In support of this contention, plaintiff cites Pierce v. United States, 142 F. Supp. 721 (E.D.Tenn.1955), aff'd, 235 F.2d 466 (6th Cir. 1956); and Hamman v. United States, 267 F. Supp. 411 (Mont.1967). The Pierce case involved a lineman injured in an electrical accident. The plaintiff was working on an electrical substation at the time of his injury. Under Tennessee law there is an exception to the general rule that an employer is not generally liable for negligence of an independent contractor. When from the nature of the work or project, in the natural course of events, mischievous consequences can be expected, it is held that the owner-employer is *1333 held to be under a non-delegable duty to see that appropriate safety measures are adopted. The court rightfully found that electricity has traditionally been found to be extremely dangerous.
The present case can be distinguished from the Pierce case by simply comparing the type work done. Plaintiff here was working on construction of a cooling tower and was injured in the use of scaffolding. The court cannot find that this work is of a nature that is inherently dangerous or in the natural course of events leads to mischievous consequences. To so declare would place most, if not all, construction jobs within the ambit of the "inherently dangerous" exception. Such a far-reaching decision is not required by these facts.
Hamman v. United States involved deaths of several workers when a cableway "man-skip" used in connection with the construction of a dam ran against a canyon wall. The court discussed the non-delegable duty exception to the general rule of non-liability of contractee for injury to independent contractor's employees. It followed Montana law in application of that exception to inherently dangerous jobs. However, the decision does not plainly indicate that the job in question was found to be inherently dangerous and therefore non-delegable. Instead, it appears that summary judgment was denied because of a finding that the government retained sufficient control so as to create liability. Clearly the great weight of authority is to the contrary. See cases cited supra.
Plaintiff cites several other cases to the court, such as McGarry v. United States, 370 F. Supp. 525 (D.Nev.1973), that can be distinguished from the present case because of the type work involved. The court cannot find that the work engaged in by plaintiff was so dangerous so as to impose a non-delegable duty upon defendant.

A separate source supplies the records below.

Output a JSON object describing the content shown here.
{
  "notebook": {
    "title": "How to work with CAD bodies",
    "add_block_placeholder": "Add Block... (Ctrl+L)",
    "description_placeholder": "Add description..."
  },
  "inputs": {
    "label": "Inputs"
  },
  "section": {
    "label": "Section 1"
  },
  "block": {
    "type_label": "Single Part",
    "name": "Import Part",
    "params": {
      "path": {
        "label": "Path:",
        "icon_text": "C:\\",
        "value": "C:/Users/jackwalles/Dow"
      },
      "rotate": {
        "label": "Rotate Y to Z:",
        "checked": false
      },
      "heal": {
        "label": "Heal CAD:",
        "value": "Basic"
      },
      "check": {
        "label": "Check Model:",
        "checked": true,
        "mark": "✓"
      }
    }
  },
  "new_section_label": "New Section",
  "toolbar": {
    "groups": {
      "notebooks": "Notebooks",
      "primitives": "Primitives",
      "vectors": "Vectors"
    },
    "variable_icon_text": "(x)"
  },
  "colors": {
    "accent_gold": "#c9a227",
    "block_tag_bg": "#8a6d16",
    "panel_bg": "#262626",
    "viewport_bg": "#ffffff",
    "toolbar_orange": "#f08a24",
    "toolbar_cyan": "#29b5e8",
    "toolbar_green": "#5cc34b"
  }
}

Since the court finds that there is no material fact in issue supporting a theory upon which plaintiff could recover, the court rules as a matter of law that the defendant is entitled to judgment.